BRIEF >> For this exercise, print the records below verbatim.

● ● ● ● ● ● ●

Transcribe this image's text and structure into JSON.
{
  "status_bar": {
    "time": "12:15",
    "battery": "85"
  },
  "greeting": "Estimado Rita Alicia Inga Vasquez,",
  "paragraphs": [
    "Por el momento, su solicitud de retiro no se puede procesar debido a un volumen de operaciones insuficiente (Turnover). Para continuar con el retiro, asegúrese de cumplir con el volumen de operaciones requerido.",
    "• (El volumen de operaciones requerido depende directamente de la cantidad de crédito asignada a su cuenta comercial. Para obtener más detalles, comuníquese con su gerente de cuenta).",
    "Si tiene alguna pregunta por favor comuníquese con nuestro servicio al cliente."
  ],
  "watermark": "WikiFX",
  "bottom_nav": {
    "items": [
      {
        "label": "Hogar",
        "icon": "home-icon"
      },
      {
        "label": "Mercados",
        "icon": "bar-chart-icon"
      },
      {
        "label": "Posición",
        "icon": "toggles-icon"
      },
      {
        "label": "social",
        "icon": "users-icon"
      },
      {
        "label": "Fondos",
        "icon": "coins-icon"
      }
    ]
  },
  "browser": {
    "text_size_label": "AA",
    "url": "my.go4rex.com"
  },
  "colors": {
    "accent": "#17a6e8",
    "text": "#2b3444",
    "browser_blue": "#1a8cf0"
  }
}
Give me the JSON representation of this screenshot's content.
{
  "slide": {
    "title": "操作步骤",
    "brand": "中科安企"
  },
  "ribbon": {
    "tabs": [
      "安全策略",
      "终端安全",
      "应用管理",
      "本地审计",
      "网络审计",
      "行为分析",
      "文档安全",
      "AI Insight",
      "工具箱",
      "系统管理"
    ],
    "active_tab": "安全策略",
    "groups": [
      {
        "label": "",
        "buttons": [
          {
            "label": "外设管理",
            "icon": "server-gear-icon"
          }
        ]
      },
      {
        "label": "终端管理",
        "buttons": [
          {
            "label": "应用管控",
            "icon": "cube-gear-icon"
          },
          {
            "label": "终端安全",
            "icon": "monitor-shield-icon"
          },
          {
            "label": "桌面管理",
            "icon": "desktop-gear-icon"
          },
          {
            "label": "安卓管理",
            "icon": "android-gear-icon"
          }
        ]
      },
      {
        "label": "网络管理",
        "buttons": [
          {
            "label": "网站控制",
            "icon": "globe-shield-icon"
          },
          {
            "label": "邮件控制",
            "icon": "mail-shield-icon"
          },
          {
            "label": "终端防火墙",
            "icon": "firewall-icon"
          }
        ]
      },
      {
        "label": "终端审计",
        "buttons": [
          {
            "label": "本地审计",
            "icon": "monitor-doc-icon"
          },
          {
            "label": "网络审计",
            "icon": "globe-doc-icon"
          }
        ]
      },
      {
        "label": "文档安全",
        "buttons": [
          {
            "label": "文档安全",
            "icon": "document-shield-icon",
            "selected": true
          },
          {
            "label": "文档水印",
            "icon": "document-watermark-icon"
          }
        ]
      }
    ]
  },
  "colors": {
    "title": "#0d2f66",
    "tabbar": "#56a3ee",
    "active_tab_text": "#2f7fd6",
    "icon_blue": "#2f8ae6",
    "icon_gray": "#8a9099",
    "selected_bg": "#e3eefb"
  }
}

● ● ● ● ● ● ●

TASK RESULT >>
Transcribe this image's text and structure into JSON.
{
  "status_bar": {
    "time": "12:15",
    "battery": "85"
  },
  "greeting": "Estimado Rita Alicia Inga Vasquez,",
  "paragraphs": [
    "Por el momento, su solicitud de retiro no se puede procesar debido a un volumen de operaciones insuficiente (Turnover). Para continuar con el retiro, asegúrese de cumplir con el volumen de operaciones requerido.",
    "• (El volumen de operaciones requerido depende directamente de la cantidad de crédito asignada a su cuenta comercial. Para obtener más detalles, comuníquese con su gerente de cuenta).",
    "Si tiene alguna pregunta por favor comuníquese con nuestro servicio al cliente."
  ],
  "watermark": "WikiFX",
  "bottom_nav": {
    "items": [
      {
        "label": "Hogar",
        "icon": "home-icon"
      },
      {
        "label": "Mercados",
        "icon": "bar-chart-icon"
      },
      {
        "label": "Posición",
        "icon": "toggles-icon"
      },
      {
        "label": "social",
        "icon": "users-icon"
      },
      {
        "label": "Fondos",
        "icon": "coins-icon"
      }
    ]
  },
  "browser": {
    "text_size_label": "AA",
    "url": "my.go4rex.com"
  },
  "colors": {
    "accent": "#17a6e8",
    "text": "#2b3444",
    "browser_blue": "#1a8cf0"
  }
}
Give me the JSON representation of this screenshot's content.
{
  "slide": {
    "title": "操作步骤",
    "brand": "中科安企"
  },
  "ribbon": {
    "tabs": [
      "安全策略",
      "终端安全",
      "应用管理",
      "本地审计",
      "网络审计",
      "行为分析",
      "文档安全",
      "AI Insight",
      "工具箱",
      "系统管理"
    ],
    "active_tab": "安全策略",
    "groups": [
      {
        "label": "",
        "buttons": [
          {
            "label": "外设管理",
            "icon": "server-gear-icon"
          }
        ]
      },
      {
        "label": "终端管理",
        "buttons": [
          {
            "label": "应用管控",
            "icon": "cube-gear-icon"
          },
          {
            "label": "终端安全",
            "icon": "monitor-shield-icon"
          },
          {
            "label": "桌面管理",
            "icon": "desktop-gear-icon"
          },
          {
            "label": "安卓管理",
            "icon": "android-gear-icon"
          }
        ]
      },
      {
        "label": "网络管理",
        "buttons": [
          {
            "label": "网站控制",
            "icon": "globe-shield-icon"
          },
          {
            "label": "邮件控制",
            "icon": "mail-shield-icon"
          },
          {
            "label": "终端防火墙",
            "icon": "firewall-icon"
          }
        ]
      },
      {
        "label": "终端审计",
        "buttons": [
          {
            "label": "本地审计",
            "icon": "monitor-doc-icon"
          },
          {
            "label": "网络审计",
            "icon": "globe-doc-icon"
          }
        ]
      },
      {
        "label": "文档安全",
        "buttons": [
          {
            "label": "文档安全",
            "icon": "document-shield-icon",
            "selected": true
          },
          {
            "label": "文档水印",
            "icon": "document-watermark-icon"
          }
        ]
      }
    ]
  },
  "colors": {
    "title": "#0d2f66",
    "tabbar": "#56a3ee",
    "active_tab_text": "#2f7fd6",
    "icon_blue": "#2f8ae6",
    "icon_gray": "#8a9099",
    "selected_bg": "#e3eefb"
  }
}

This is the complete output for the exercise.